Aging Cuban musicians whose talents had been virtually forgotten following Castro's takeover of Cuba, are brought out of retirement by Ry Cooder, who travelled to Havana in order to bring the musicians together, resulting in triumphant performances of extraordinary music, and resurrecting the musicians' careers.
After the wild life-style of a famous young German photographer almost gets him killed, he goes to Palermo, Sicily to take a break. Can the beautiful city and a beautiful local woman help him calm himself down?
A rare gem of cinematic storytelling that weaves docudrama, fictional reenactment, and experimental photography into a powerful, reflective work on the early days of German cinema. The film... See full summary »
A beautiful summer day. A garden. A terrace. A woman and a man sit at a table beneath the trees, with a soft summer wind. In the distance, in the vast plain, the silhouette of Paris.
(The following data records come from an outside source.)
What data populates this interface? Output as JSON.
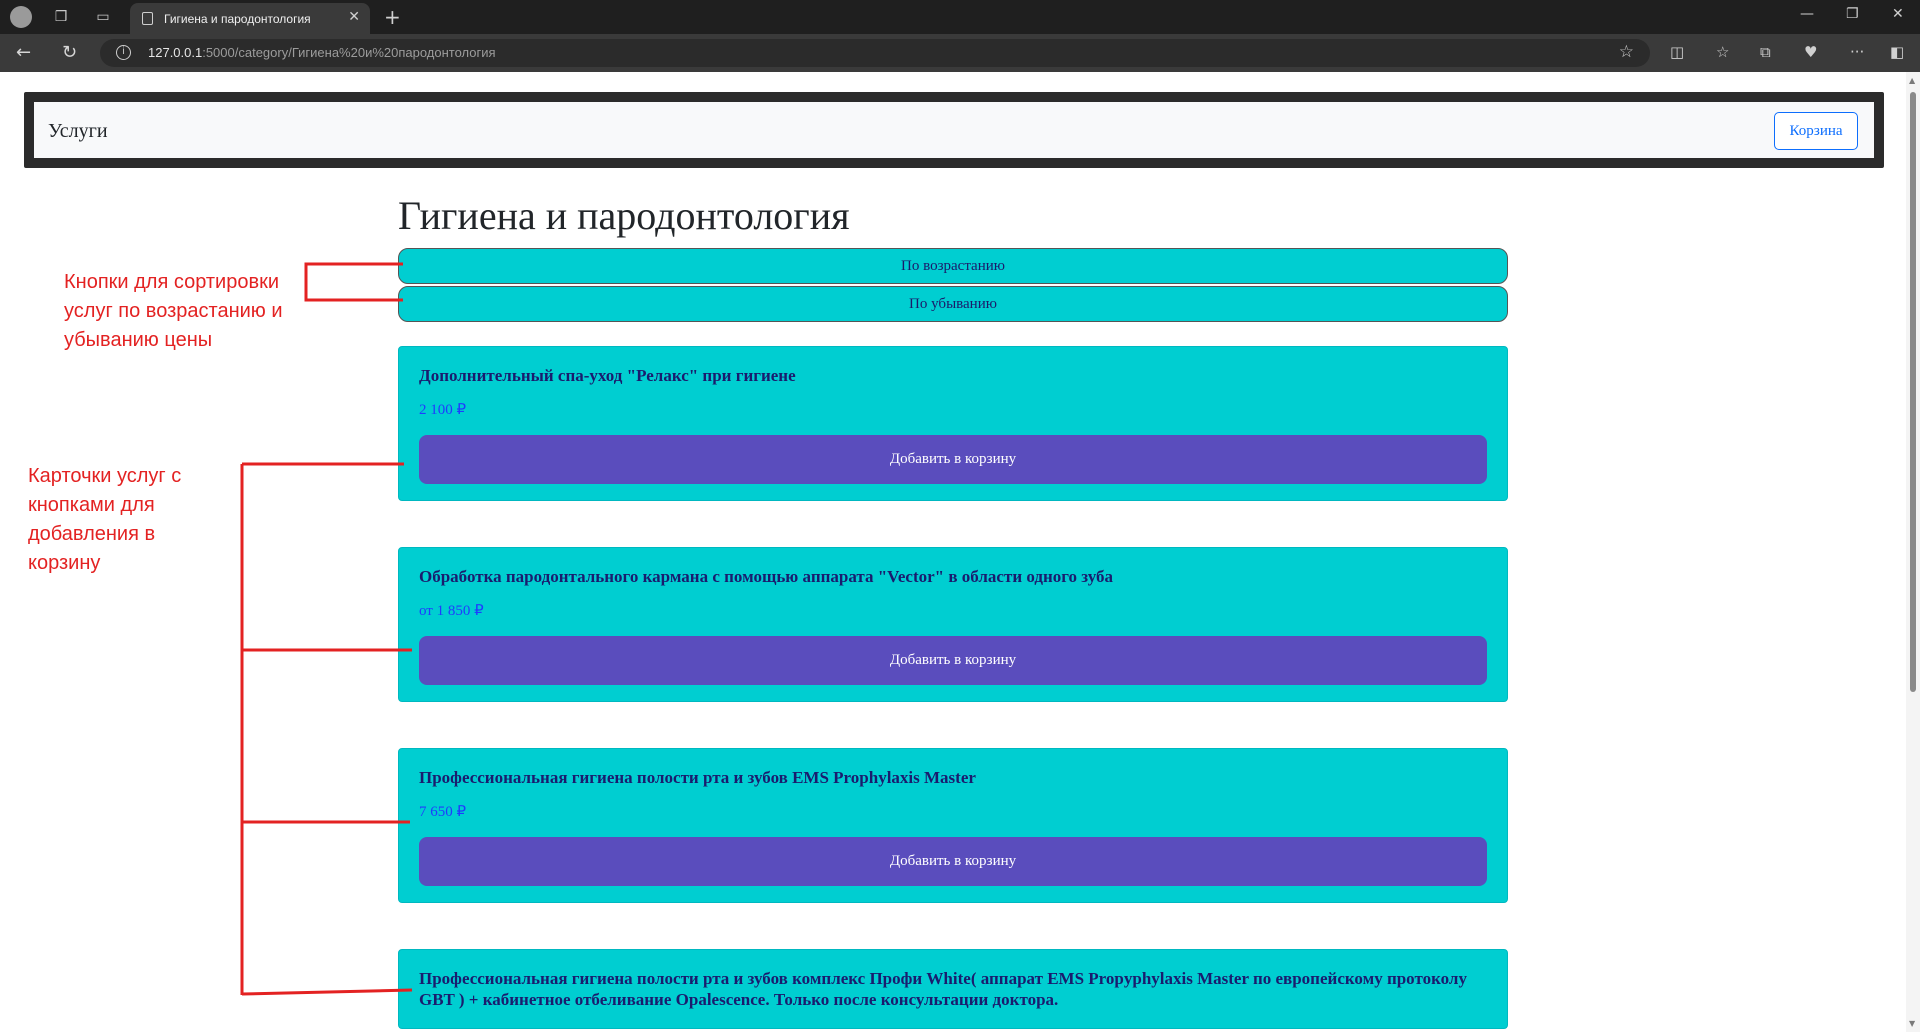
{
  "browser": {
    "tab_title": "Гигиена и пародонтология",
    "url_host": "127.0.0.1",
    "url_path": ":5000/category/Гигиена%20и%20пародонтология"
  },
  "navbar": {
    "brand": "Услуги",
    "cart_label": "Корзина"
  },
  "page": {
    "title": "Гигиена и пародонтология",
    "sort_asc_label": "По возрастанию",
    "sort_desc_label": "По убыванию"
  },
  "cards": [
    {
      "name": "Дополнительный спа-уход \"Релакс\" при гигиене",
      "price": "2 100 ₽",
      "button": "Добавить в корзину"
    },
    {
      "name": "Обработка пародонтального кармана с помощью аппарата \"Vector\" в области одного зуба",
      "price": "от 1 850 ₽",
      "button": "Добавить в корзину"
    },
    {
      "name": "Профессиональная гигиена полости рта и зубов EMS Prophylaxis Master",
      "price": "7 650 ₽",
      "button": "Добавить в корзину"
    },
    {
      "name": "Профессиональная гигиена полости рта и зубов комплекс Профи White( аппарат EMS Propyphylaxis Master по европейскому протоколу GBT ) + кабинетное отбеливание Opalescence. Только после консультации доктора."
    }
  ],
  "annotations": {
    "sort_note": "Кнопки для сортировки услуг по возрастанию и убыванию цены",
    "cards_note": "Карточки услуг с кнопками для добавления в корзину"
  },
  "colors": {
    "card_bg": "#00ced1",
    "add_button_bg": "#5a4dbd",
    "annotation": "#e32222",
    "cart_outline": "#0d6efd"
  }
}
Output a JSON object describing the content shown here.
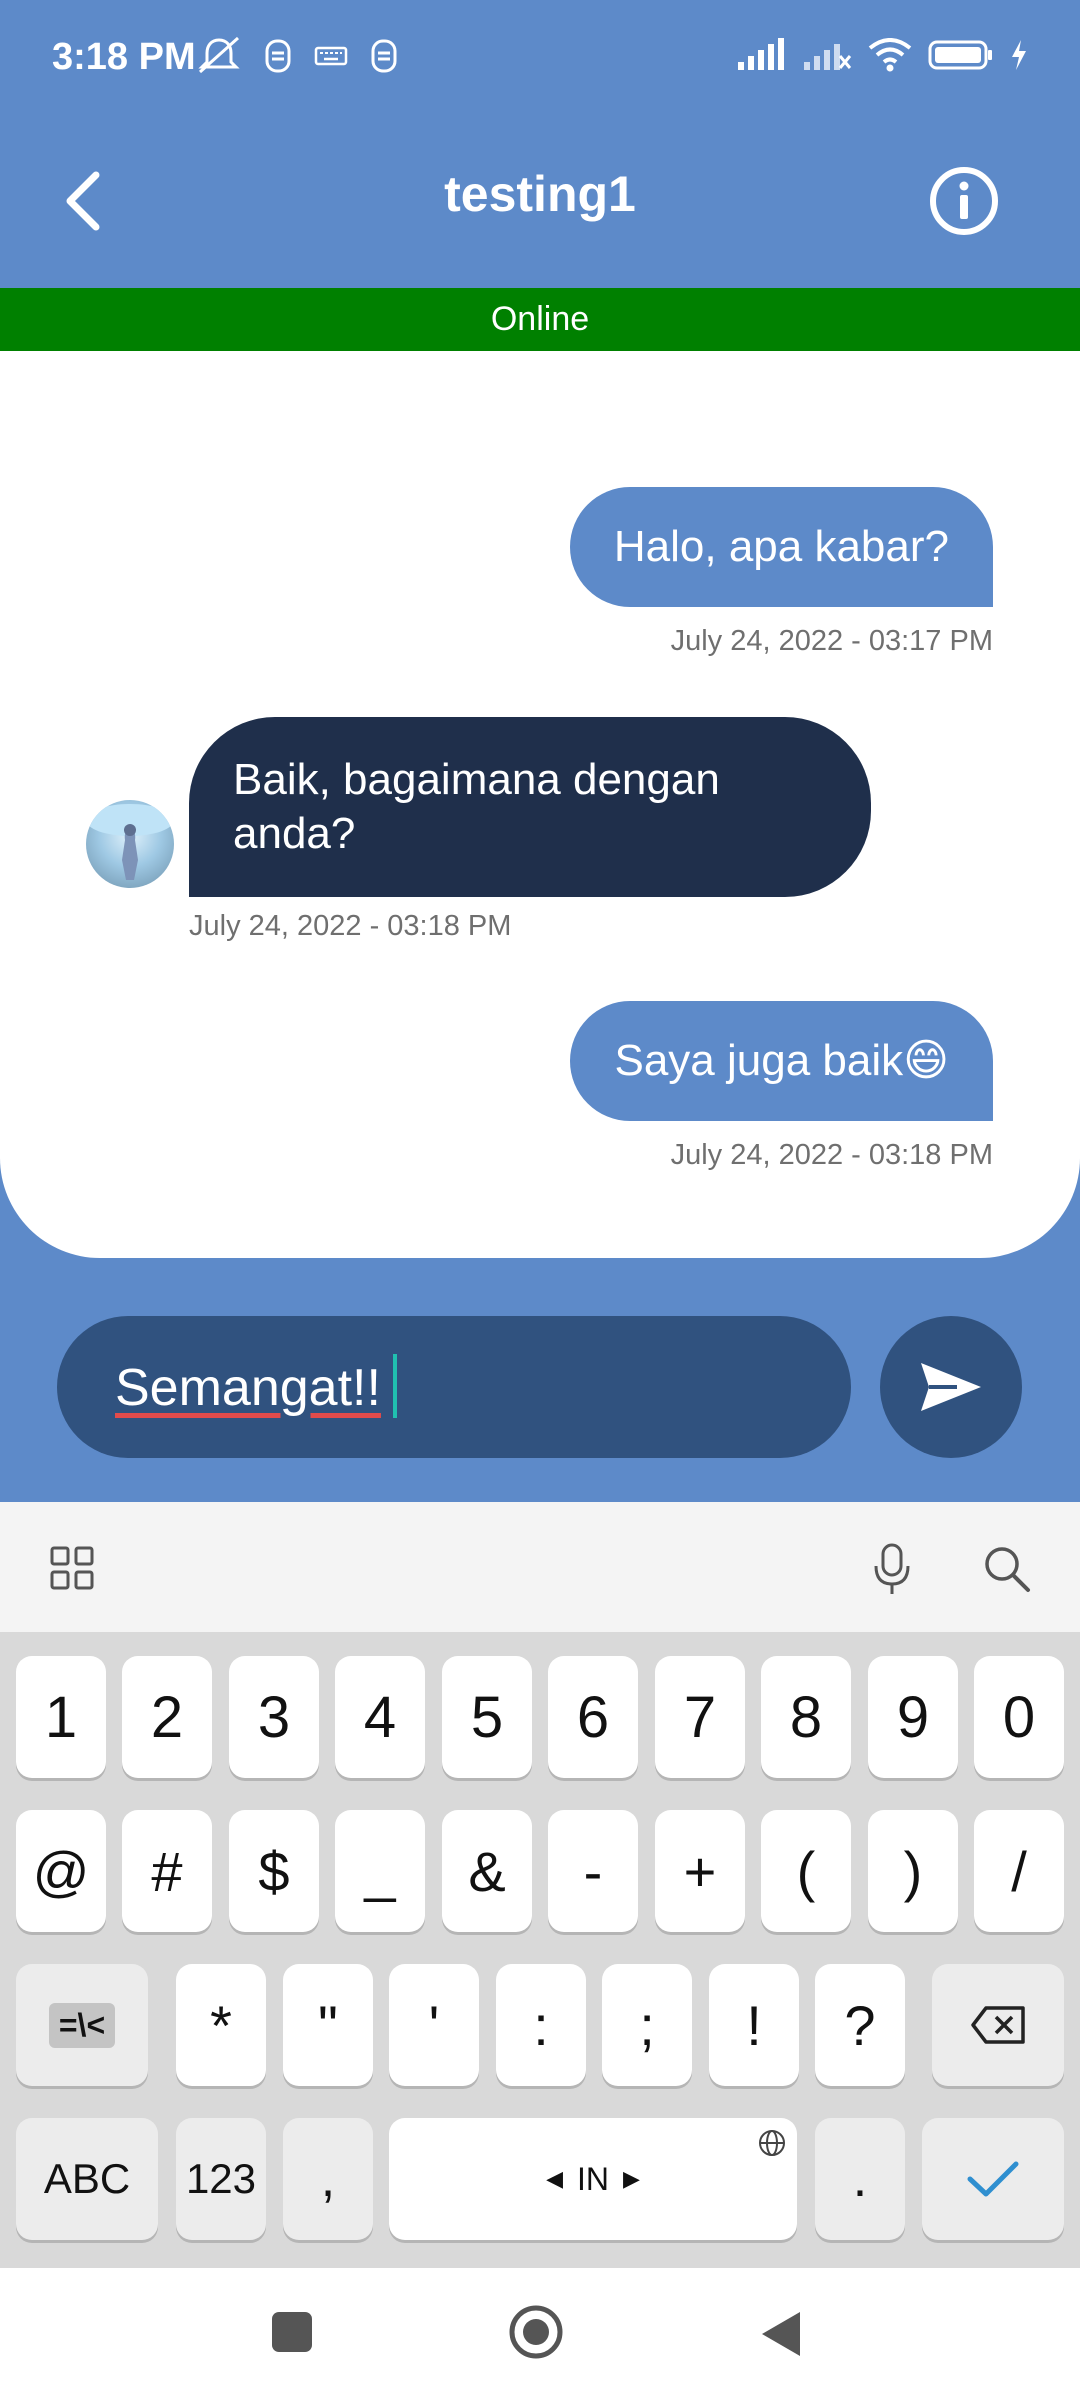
{
  "status_bar": {
    "time": "3:18 PM",
    "left_icons": [
      "mute-icon",
      "notification-icon",
      "keyboard-icon",
      "notification-icon"
    ],
    "right_icons": [
      "signal-icon",
      "signal-off-icon",
      "wifi-icon",
      "battery-icon",
      "charging-icon"
    ]
  },
  "header": {
    "title": "testing1",
    "back_icon": "chevron-left-icon",
    "info_icon": "info-icon"
  },
  "presence": {
    "label": "Online",
    "color": "#008000"
  },
  "messages": [
    {
      "direction": "outgoing",
      "text": "Halo, apa kabar?",
      "timestamp": "July 24, 2022 - 03:17 PM"
    },
    {
      "direction": "incoming",
      "text": "Baik, bagaimana dengan anda?",
      "timestamp": "July 24, 2022 - 03:18 PM"
    },
    {
      "direction": "outgoing",
      "text": "Saya juga baik😄",
      "timestamp": "July 24, 2022 - 03:18 PM"
    }
  ],
  "composer": {
    "value": "Semangat!!",
    "send_icon": "send-icon"
  },
  "keyboard": {
    "toolbar_icons": [
      "grid-icon",
      "microphone-icon",
      "search-icon"
    ],
    "row1": [
      "1",
      "2",
      "3",
      "4",
      "5",
      "6",
      "7",
      "8",
      "9",
      "0"
    ],
    "row2": [
      "@",
      "#",
      "$",
      "_",
      "&",
      "-",
      "+",
      "(",
      ")",
      "/"
    ],
    "row3_left": "=\\<",
    "row3": [
      "*",
      "\"",
      "'",
      ":",
      ";",
      "!",
      "?"
    ],
    "row4": {
      "abc": "ABC",
      "num": "123",
      "comma": ",",
      "space": "IN",
      "period": "."
    }
  },
  "colors": {
    "primary": "#5d8ac9",
    "incoming_bubble": "#1f2f4b",
    "composer": "#30527f"
  }
}
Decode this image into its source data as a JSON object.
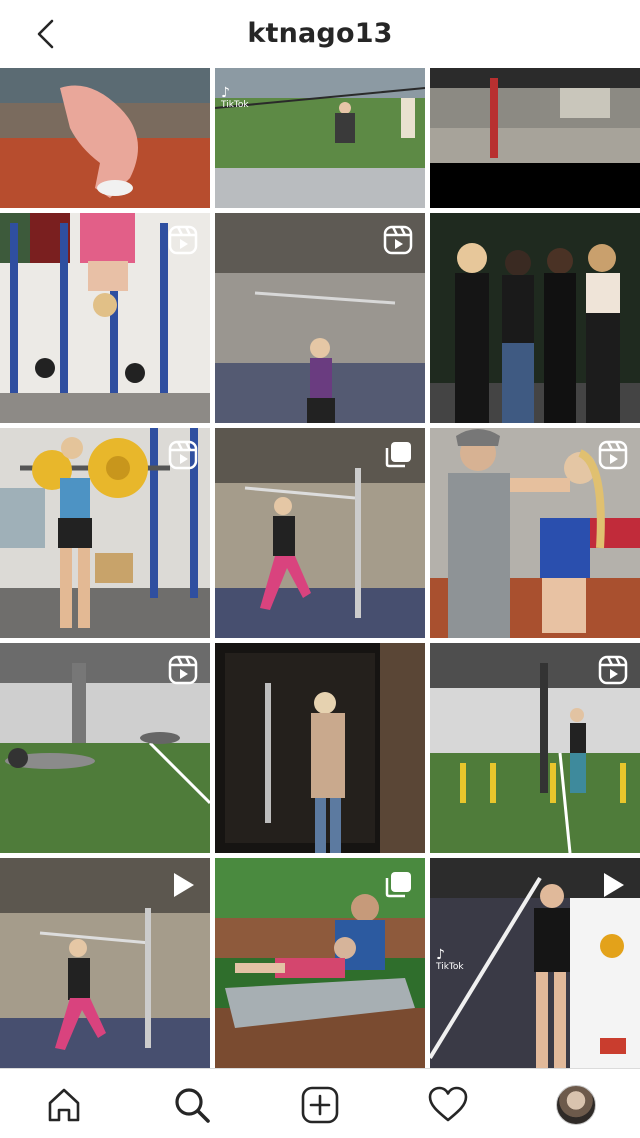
{
  "header": {
    "back_icon": "chevron-left-icon",
    "title": "ktnago13"
  },
  "grid": {
    "tiles": [
      {
        "row": 1,
        "col": 1,
        "badge": "none",
        "desc": "athlete crouching in pink on track"
      },
      {
        "row": 1,
        "col": 2,
        "badge": "none",
        "watermark": "TikTok",
        "desc": "pole vault on outdoor field"
      },
      {
        "row": 1,
        "col": 3,
        "badge": "none",
        "desc": "indoor pole vault facility"
      },
      {
        "row": 2,
        "col": 1,
        "badge": "reels",
        "desc": "inverted hanging on gym rack"
      },
      {
        "row": 2,
        "col": 2,
        "badge": "reels",
        "desc": "pole vault drill indoors"
      },
      {
        "row": 2,
        "col": 3,
        "badge": "none",
        "desc": "four friends posing at night"
      },
      {
        "row": 3,
        "col": 1,
        "badge": "reels",
        "desc": "barbell squat in gym"
      },
      {
        "row": 3,
        "col": 2,
        "badge": "carousel",
        "desc": "pole vault runway drill"
      },
      {
        "row": 3,
        "col": 3,
        "badge": "reels",
        "desc": "couple hugging at track meet"
      },
      {
        "row": 4,
        "col": 1,
        "badge": "reels",
        "desc": "core exercise on turf"
      },
      {
        "row": 4,
        "col": 2,
        "badge": "none",
        "desc": "woman opening glass door"
      },
      {
        "row": 4,
        "col": 3,
        "badge": "reels",
        "desc": "hurdle drills on turf"
      },
      {
        "row": 5,
        "col": 1,
        "badge": "video",
        "desc": "pole vault takeoff drill"
      },
      {
        "row": 5,
        "col": 2,
        "badge": "carousel",
        "desc": "couple on deck lounge chair"
      },
      {
        "row": 5,
        "col": 3,
        "badge": "video",
        "watermark": "TikTok",
        "desc": "athlete holding vault pole"
      }
    ]
  },
  "bottom_nav": {
    "items": [
      "home-icon",
      "search-icon",
      "new-post-icon",
      "activity-heart-icon",
      "profile-avatar"
    ]
  },
  "colors": {
    "header_text": "#262626",
    "divider": "#dbdbdb",
    "background": "#ffffff"
  }
}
A ... See full summary »
This really doesn't do the blues justice. It starts out badly with images from the voyager probe and Blind Willie McTell (or was it Blind Lemon Jefferson? Someone blind anyway) apparently narrating from outer space (?) and telling us the life stories of various blues musicians. Corny as it is, this might be the visually most interesting part of this documentary. Afterwards the only thing to see is actors incompetently mouthing the classic tunes, filmed in fake 20s black and white intercut with the likes of Beck and Shemekia Copeland raping the same songs afterwards. This is a good device to show us why the old Blues greats were really so great, but it doesn't make for compelling viewing. There is hardly anything in here that could justify making it a film and not a radio play. Nobody should be forced to see these badly done reenactments. It's a shame for Wenders, Scorsese and especially for the Blues. Avoid at all costs.
2 of 21 people found this review helpful.
Was this review helpful to you?
| Report this